The ministry, she added, was “collaborating with Ministry of Agriculture and Rural Development on other initiatives under the Agriculture Transformation Agenda (ATA), including Nigeria Incentive-based Risk Sharing System for Agriculture Lending (NIRSAL) and the development of commodities value chains that are geared towards ensuring sustainable commercial food production.”
Addressing concerns about the impact of the floods on the lives of farmers, Akin Adesina, minister of agriculture and rural development, allayed fears of a resultant food crisis. “The flood was a wakeup call,” he said. “With changing weather patterns, we must now develop policies for protecting farmers from the impacts of climate change.” He confirmed that, to this end, the Federal Government has already put in place a Flood Recovery Food Production Plan in support of the farmers affected by the floods which comprised emergency relief, food and shelter for displaced population as well as a flood recession food production intervention, which will enable farmers get back on their feet as the flood recedes.
But public servants have not been the only actors on the scene. In nearby Lokoja, the Rural Wealth Foundation organised a tree-planting exercise. As part of this exercise, Ufana Husseini, a former scribe of the All Farmers Association of Nigeria (AFAN), led students of the Baptist High School in Lokoja to plant trees, highlighting the need for youth involvement in the effort to combat climate change and desert encroachment. Speaking to the demographic structure of the agricultural sector and its current limitations, the vice principal of the school, Samuel Olowolosu, encouraged the youths present to embrace farming as a career as their contributions were much needed to move the sector forward. A spokesman for the students, Alfred Temitope, an SS1 student, assured that they would assume responsibility for nurturing the trees to maturity as part of the effort to balance the ecosystem.
Further west of the country, students of the Obafemi Awolowo University (OAU), Ile-Ife, including the fellows at the Harambe Incubator for Sustainable and Rural Development (HISARD) as well as the dean and other members of the Faculty of Agriculture, the special adviser to the governor of Osun State, and some agricultural entrepreneurs in the state were simultaneously convening on the OAU campus to celebrate the successes of student farmers in improving the livelihoods of rural farming communities and discuss the way forward in the journey for food security, availability and affordability.
These acts by the Nigerian government and civil society signify the need for a collaborative effort on various fronts cutting across age groups, political persuasions and vantage points, value chain locations, and professional status. By collaborating in this way on a very fundamental level – bouncing off ideas, lending expertise where needed, providing mentorship and resources, volunteering time and labour, creating farmer-friendly policies – the message of agricultural cooperatives becomes credible.
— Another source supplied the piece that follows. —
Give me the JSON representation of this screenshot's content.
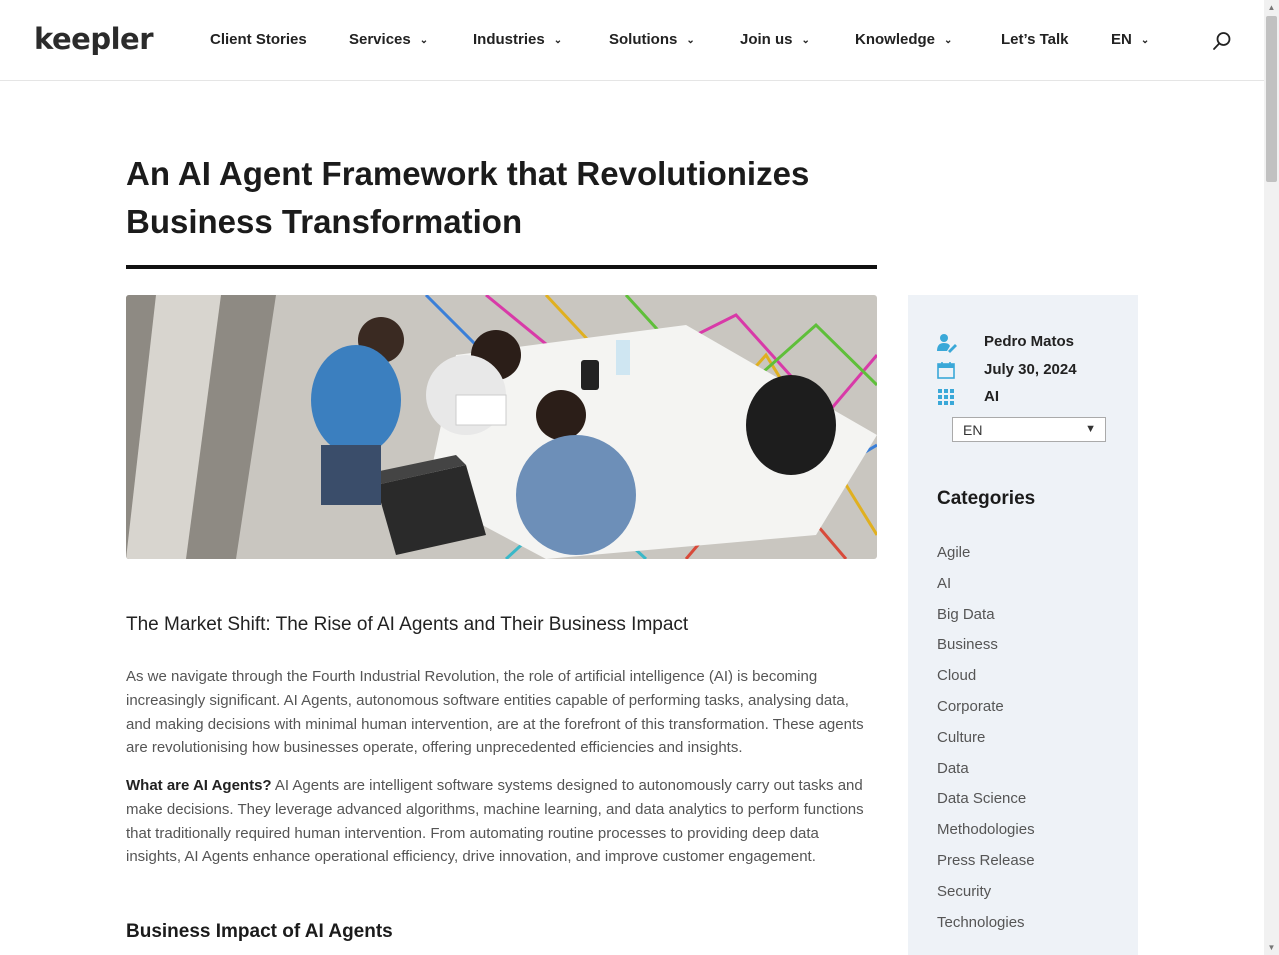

And, by replicating this principle of collaboration at the grassroots, their potential for agricultural transformation can be largely realised.
This article was originally published in Business Day